A new U.N. report expresses concern about rising xenophobia and discrimination against migrants and refugees.
“Xenophobic and racist responses to refugees and migrants seem to be reaching new levels of stridency, frequency and public acceptance,” U.N. Secretary-General Ban Ki-moon says in the report released Monday.
Several countries in Europe have built fences or closed their borders to try to stem the flow of people fleeing war and poverty seeking entry into their countries.
The secretary-general warns that this growing trend, as well as the criminalizing of irregular migration, will not stop the outflows of people, but rather force them to take more risky routes and extreme measures.
“Our interconnected world needs a dignified approach to human mobility rather than one built on closed borders and criminalization,” Ban writes.
Since January, the International Organization for Migration estimates that 184,546 migrants and refugees have entered Europe by sea, arriving in Italy, Greece, Cyprus and Spain. Such journeys are extremely dangerous, with some 1,357 people having died trying to cross the Mediterranean this year.
The U.N. says migration is here to stay, because of conflict, poverty, the impact of climate change, natural disasters and a growing youth population in need of jobs, and sustainable response is required.
Ban is urging countries to shift their policy and public discourse away from its current negative trend and toward the protection of refugees and migrants. He also emphasizes the need to address the root causes of mass migration, saying it must be the “cornerstone” of international efforts.

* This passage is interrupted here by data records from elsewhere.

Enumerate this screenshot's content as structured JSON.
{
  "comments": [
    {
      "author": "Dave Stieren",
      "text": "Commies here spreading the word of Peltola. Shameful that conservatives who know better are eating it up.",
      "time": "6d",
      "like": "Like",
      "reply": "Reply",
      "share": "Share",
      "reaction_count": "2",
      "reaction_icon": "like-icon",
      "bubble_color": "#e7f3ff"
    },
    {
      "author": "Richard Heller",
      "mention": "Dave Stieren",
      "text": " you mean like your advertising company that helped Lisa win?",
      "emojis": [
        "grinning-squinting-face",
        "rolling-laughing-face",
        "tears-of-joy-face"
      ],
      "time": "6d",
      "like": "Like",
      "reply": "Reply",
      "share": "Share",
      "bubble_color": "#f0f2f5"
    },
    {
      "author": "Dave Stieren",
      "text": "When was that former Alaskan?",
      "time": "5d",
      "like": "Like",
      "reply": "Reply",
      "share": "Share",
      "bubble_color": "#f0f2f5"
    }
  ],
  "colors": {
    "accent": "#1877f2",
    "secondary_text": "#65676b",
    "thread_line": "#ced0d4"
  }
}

The U.N. wants countries to sign up to a “Global Compact” on a comprehensive refugee response by 2018 that focuses on the need for shared global responsibility in dealing with the issue.

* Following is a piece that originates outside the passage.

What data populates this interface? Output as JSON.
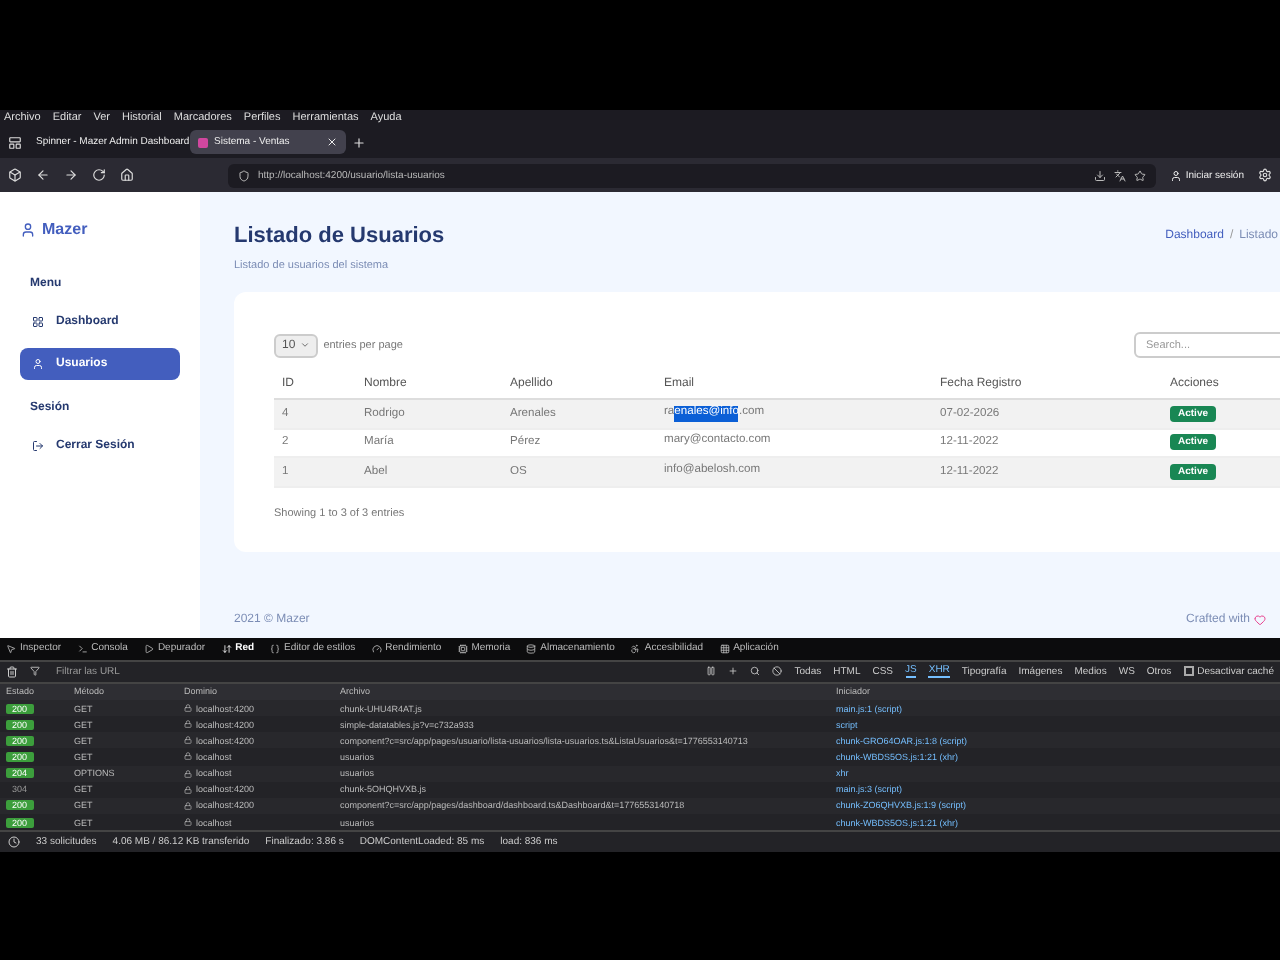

The plan also calls on governments to resettle at least 10 percent of the world’s 19.6 million refugees annually.